At Lotus, ultrasound is performed with a high-end machine which has a good cine-loop facility which is extremely helpful in diagnosis of fetal cardiac anomalies.

Foetal Echocardiography & Doppler

Foetal echocardiography is similar to an ultrasound. It is done to see the structural defects in the foetal heart. It can also be used to look at other functional aspects and rhythm abnormalities of unborn child’s heart.

It is usually done in the second trimester, between 22 to 24 weeks.

The incidence of CHD is 8 per 1000 live births however the incidence is much higher in the foetal population. A large number of fetuses with complex cardiac anomalies succumb in the first trimester itself – that is, before the cardiac anomaly is suspected.

A fetal echo is recommended by the doctor if:

  • There is family history of cardiac abnormalities
  • A sibling was born with a congenital heart defect
  • Congenital heart disease in mother or father
  • Increased nuchal thickness
  • Structural defects in other systems
  • Fetal infections
  • IUGR in mid trimester.
  • A routine prenatal ultrasound has discovered possible heart abnormalities.
  • A chromosomal or genetic abnormality discovered in the foetus.
  • Mother is abused drugs or alcohol during pregnancy.
  • Mother has had rubella during pregnancy.
  • Mother has diabetes, lupusor connective tissue disease.

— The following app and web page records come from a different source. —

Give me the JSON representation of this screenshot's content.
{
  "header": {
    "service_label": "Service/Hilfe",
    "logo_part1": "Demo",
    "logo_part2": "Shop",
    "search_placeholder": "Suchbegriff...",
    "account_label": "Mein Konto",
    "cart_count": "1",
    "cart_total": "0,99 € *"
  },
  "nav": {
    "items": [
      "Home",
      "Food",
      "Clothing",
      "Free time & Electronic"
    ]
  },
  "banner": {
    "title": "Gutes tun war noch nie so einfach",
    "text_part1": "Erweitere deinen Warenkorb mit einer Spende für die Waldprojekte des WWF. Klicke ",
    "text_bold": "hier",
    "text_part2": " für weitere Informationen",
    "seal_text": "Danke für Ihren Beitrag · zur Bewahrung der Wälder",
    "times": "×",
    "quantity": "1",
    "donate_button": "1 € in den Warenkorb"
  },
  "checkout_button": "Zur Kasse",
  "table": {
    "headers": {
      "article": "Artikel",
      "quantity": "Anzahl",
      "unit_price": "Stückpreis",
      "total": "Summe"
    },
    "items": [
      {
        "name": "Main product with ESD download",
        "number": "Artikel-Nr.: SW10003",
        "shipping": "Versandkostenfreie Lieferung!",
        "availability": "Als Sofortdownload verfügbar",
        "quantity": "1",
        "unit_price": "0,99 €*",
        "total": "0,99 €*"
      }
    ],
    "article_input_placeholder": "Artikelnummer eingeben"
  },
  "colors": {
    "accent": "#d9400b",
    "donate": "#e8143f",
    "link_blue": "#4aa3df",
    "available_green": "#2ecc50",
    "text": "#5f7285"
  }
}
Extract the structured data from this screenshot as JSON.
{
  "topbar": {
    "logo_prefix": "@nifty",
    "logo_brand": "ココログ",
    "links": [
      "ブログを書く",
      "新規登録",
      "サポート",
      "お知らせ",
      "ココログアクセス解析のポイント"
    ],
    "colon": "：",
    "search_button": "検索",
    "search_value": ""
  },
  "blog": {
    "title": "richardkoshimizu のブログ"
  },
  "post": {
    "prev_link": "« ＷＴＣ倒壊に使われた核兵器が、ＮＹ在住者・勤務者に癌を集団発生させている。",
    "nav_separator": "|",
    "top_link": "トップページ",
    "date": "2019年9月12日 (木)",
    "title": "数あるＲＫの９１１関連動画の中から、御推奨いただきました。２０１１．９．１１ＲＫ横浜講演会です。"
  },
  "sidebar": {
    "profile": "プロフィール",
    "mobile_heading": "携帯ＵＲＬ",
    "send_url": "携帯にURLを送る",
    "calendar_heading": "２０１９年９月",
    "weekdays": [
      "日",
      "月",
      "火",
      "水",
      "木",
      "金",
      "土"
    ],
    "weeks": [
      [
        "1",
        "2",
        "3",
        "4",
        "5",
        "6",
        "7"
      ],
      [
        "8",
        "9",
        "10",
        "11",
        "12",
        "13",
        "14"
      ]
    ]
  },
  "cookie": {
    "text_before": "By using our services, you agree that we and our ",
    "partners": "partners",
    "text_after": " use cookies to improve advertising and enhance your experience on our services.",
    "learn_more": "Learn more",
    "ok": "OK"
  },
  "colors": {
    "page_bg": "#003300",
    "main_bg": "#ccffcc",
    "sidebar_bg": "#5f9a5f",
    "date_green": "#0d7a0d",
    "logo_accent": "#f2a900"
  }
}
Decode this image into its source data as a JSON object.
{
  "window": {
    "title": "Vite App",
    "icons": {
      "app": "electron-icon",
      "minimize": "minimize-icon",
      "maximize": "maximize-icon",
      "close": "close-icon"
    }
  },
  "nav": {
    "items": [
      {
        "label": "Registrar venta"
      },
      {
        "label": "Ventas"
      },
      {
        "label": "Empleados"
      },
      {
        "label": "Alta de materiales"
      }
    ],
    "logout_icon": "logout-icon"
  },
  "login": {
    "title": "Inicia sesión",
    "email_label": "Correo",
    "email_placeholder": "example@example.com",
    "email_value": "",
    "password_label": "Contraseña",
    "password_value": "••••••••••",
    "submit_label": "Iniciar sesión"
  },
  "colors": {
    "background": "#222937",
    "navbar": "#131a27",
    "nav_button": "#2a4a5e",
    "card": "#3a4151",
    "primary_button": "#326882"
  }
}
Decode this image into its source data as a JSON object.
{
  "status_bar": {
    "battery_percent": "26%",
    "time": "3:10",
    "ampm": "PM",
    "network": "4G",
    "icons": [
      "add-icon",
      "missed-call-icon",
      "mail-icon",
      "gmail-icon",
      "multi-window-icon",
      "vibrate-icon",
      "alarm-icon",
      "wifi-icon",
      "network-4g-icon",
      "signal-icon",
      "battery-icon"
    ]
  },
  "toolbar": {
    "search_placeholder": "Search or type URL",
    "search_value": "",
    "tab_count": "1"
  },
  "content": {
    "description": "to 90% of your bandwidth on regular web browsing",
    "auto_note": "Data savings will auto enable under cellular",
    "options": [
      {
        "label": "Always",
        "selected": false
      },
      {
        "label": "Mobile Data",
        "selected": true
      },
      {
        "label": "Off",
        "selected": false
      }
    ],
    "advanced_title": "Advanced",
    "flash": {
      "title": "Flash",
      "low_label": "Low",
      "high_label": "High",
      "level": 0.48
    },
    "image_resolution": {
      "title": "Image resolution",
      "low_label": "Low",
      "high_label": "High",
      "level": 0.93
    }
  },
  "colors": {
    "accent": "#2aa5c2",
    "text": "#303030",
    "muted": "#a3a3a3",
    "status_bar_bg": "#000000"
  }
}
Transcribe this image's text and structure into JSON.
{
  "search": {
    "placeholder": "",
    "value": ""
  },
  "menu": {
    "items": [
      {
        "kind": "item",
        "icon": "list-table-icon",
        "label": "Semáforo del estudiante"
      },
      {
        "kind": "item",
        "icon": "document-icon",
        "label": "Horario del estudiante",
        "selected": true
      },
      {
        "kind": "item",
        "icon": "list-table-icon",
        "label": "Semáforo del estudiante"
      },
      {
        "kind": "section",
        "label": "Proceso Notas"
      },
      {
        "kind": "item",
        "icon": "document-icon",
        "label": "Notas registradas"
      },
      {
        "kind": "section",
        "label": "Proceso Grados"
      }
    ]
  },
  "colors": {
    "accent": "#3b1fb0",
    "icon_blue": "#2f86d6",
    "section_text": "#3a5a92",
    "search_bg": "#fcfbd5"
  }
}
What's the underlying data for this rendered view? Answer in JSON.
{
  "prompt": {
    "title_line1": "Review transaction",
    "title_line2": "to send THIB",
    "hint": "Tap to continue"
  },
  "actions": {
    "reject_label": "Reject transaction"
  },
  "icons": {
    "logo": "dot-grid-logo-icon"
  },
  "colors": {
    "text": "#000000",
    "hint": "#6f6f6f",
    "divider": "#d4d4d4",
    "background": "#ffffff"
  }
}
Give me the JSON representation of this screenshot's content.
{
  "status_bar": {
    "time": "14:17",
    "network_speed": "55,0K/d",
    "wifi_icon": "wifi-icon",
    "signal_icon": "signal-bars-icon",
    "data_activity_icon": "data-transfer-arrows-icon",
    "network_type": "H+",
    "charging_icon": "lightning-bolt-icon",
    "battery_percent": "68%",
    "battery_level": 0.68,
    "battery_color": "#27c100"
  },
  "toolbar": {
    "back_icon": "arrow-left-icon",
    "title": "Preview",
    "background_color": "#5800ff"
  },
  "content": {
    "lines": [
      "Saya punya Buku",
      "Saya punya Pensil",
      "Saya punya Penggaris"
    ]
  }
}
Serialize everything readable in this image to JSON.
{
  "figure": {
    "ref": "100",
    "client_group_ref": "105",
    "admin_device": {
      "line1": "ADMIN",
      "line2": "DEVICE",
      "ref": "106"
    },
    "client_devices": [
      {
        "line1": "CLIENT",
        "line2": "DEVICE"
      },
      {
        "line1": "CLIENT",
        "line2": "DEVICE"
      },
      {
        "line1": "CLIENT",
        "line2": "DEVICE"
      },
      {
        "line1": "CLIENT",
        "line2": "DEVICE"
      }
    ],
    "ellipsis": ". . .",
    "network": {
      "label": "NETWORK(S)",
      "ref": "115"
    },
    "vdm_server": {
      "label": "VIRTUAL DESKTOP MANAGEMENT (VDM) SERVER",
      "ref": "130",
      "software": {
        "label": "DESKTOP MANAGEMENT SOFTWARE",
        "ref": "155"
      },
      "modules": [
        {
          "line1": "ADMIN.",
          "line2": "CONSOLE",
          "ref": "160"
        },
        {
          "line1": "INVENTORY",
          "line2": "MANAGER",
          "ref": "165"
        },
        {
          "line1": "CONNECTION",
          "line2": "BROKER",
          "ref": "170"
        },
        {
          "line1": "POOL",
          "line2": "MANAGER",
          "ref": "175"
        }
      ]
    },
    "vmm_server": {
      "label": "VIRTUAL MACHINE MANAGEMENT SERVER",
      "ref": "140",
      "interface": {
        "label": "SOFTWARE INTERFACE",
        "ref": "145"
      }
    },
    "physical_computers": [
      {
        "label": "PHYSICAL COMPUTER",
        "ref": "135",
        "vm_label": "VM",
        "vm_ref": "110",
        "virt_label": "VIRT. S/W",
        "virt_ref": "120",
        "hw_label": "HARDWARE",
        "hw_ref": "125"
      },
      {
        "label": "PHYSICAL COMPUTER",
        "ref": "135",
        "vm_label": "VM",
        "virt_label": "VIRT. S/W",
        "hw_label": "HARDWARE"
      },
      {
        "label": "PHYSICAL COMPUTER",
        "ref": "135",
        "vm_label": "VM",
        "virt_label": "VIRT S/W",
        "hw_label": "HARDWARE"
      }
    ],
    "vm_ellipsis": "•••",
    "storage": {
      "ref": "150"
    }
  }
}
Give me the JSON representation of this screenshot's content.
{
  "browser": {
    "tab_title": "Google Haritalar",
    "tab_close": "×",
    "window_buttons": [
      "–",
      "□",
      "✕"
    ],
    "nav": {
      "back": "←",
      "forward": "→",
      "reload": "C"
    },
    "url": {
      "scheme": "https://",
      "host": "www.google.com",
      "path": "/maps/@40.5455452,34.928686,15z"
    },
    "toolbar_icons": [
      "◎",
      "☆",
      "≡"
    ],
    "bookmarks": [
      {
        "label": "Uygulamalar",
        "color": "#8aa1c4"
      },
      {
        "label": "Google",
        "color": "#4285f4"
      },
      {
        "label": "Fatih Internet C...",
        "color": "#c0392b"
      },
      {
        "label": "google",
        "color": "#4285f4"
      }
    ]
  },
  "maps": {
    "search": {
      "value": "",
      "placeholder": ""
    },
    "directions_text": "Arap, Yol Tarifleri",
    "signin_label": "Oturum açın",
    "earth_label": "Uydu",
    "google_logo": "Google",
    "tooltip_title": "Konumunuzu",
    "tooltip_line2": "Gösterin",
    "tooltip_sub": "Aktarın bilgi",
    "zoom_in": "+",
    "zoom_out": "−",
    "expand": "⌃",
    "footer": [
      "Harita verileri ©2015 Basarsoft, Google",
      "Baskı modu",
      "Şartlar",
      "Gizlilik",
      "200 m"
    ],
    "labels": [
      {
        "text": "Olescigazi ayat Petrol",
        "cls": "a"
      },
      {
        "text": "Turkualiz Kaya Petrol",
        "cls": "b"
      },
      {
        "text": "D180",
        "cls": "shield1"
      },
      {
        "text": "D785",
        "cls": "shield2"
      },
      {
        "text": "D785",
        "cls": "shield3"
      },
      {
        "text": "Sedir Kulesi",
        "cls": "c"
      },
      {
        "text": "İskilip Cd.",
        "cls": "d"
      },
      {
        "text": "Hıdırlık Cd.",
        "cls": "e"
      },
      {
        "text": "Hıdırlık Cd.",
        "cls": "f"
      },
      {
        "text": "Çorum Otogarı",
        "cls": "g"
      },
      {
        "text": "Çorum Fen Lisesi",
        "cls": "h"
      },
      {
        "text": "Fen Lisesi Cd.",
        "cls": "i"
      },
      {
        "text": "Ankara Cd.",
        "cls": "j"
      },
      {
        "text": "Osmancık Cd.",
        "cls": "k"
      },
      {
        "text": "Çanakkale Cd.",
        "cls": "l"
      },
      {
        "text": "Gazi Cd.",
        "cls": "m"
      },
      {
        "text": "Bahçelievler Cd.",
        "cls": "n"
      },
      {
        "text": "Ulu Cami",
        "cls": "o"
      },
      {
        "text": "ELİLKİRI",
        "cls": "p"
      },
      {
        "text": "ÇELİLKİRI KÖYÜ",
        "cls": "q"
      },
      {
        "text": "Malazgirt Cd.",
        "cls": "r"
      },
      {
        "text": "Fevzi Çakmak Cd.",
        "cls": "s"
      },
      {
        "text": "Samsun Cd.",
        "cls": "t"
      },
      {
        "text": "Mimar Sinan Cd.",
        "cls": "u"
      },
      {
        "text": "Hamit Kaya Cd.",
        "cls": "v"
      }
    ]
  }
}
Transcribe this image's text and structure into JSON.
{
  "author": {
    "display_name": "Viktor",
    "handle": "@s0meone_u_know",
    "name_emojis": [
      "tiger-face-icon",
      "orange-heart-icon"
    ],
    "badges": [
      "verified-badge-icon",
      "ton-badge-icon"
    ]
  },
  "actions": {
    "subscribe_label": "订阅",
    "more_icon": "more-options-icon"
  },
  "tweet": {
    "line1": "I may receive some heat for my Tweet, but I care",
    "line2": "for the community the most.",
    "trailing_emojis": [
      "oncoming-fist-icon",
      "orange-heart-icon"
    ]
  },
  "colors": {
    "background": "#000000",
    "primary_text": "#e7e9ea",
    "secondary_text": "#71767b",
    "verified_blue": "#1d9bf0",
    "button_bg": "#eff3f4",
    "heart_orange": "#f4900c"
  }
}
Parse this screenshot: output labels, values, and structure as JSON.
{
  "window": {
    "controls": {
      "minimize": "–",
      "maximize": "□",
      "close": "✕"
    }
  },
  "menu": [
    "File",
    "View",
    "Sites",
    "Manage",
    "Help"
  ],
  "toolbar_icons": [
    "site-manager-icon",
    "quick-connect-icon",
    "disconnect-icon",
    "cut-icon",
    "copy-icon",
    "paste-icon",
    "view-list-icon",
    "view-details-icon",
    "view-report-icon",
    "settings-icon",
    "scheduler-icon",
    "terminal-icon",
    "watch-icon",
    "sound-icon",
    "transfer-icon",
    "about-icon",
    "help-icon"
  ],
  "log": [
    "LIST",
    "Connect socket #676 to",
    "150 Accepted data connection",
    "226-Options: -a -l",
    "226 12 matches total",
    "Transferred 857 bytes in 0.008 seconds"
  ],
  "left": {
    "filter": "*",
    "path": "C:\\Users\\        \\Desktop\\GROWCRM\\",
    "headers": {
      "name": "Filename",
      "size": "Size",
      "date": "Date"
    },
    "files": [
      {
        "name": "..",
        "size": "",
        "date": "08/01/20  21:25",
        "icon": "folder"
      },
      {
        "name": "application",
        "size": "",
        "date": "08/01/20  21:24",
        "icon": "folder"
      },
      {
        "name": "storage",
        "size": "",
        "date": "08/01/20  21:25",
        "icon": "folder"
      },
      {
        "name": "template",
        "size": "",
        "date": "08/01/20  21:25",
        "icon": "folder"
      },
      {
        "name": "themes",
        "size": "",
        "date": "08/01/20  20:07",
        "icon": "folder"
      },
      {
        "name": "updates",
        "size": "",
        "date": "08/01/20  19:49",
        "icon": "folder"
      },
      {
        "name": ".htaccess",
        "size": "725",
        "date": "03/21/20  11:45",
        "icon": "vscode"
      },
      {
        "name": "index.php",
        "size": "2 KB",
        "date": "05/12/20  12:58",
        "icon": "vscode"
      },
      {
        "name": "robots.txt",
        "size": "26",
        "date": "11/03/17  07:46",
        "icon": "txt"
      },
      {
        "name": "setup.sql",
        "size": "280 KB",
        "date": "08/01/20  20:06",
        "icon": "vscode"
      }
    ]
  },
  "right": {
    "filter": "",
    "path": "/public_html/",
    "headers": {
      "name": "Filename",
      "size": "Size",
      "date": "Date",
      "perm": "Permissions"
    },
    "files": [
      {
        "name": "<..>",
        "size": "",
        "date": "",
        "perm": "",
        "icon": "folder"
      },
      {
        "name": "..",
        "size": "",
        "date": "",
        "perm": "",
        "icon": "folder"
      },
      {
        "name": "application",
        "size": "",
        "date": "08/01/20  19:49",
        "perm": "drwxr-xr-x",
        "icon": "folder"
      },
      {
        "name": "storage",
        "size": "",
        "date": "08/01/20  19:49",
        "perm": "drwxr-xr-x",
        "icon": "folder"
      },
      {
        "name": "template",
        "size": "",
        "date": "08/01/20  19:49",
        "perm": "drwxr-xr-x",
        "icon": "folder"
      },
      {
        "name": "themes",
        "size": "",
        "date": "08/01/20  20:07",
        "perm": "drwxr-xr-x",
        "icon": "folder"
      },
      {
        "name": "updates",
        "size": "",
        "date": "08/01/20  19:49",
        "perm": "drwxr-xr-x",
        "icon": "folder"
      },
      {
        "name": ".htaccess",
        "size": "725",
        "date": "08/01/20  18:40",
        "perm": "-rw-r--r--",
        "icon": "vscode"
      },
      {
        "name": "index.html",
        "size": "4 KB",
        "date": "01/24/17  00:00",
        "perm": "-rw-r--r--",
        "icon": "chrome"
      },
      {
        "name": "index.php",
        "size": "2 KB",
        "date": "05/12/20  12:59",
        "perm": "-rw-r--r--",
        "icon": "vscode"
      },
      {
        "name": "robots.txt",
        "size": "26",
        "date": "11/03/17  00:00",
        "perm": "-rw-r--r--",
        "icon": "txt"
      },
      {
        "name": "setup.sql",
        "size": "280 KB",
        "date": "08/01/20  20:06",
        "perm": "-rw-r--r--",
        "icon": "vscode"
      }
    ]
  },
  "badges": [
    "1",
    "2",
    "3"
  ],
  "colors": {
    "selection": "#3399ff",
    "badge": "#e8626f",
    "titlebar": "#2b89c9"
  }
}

Ultrasounds, Scans and Procedures in Third Trimester 

Growth Scans

Antenatal surveillance of fetal growth is an essential part of good maternity care as lack of detection of fetal growth restriction / retardation is directly associated with still birth and perinatal morbidity. Most cases of fetal growth restriction are late onset that is after 32 weeks in high risk pregnancy. Scans are recommended serially.

This diagnostic scan is used to measure the baby’s head, waist and thigh bone, check for the baby’s overall development. Parameters like baby’s position, weight, the quantity of amniotic fluid, the position of the placenta are looked up in this scan. Blood flow through the cord and some vessels in the baby’s head are also measured. It is also highly recommended, if you’ve had complications in previous pregnancies or if you have medical conditions like diabetes or high blood pressure.

Interval growth scan

The interval growth scan is usually performed between 28-32 weeks of pregnancy. This scan studies the biophysical profile of the baby which includes the movements of the baby, fetal breathing movements, muscle tone, heart rate, amniotic fluid level.

Fetal Doppler Ultrasound

A Fetal Doppler ultrasound is used to measure the blood flow in the baby’s veins and the overall health of the foetus. It can give a visual or audio representation of the movement of blood through the veins of the baby.
Babies with growth restriction / retardation have different flow velocity wave forms in their umbilical artery. There is high perinatal mortality associated with such pregnancies. The frequency of monitoring increases in suspected cases of IGUR.

Double Marker Blood Test

Papp-A & Free BHCG are blood tests are used together with NT scan for assessing risk for Down’s, Edward’s & Patau’s Syndrome.

Pregnancy associated plasma protein Screening (PAPP-A): This is a protein made by the placenta in early pregnancy. Abnormal levels are linked to a higher risk for chromosome problems.

Human Chorionic Gonadotropin (hCG): This is a hormone made by the placenta in early pregnancy. Abnormal levels are linked to a higher risk for chromosome problems.

Multiple Marker/Quadruple Screen:

This screening test during pregnancy for birth defects screens the baby for Down’s syndrome and neural tube and abdominal wall defects.It is usually performed between the 16 -18th week of pregnancy. This test measures 4 hormones in the maternal blood.

Alpha-fetoprotein screening (AFP): This is a protein made by the developing baby’s liver.

Beta HCG: This is a hormone made by the placenta.

Estriol: This is a hormone made by the placenta in the baby’s liver and placenta.

Inhibin-A: This hormone is made by the placenta.

This test is done to evaluate if your pregnancy has an increased chance of being affected by disorders listed above. If the risk is low than this test can offer reassurance that there is a decreased chance for Down’s syndrome, Trisomy18, neural tube and abdominal wall defects. Increased chance will allow you to consider additional testing.

Our Fetal Medicine Specialists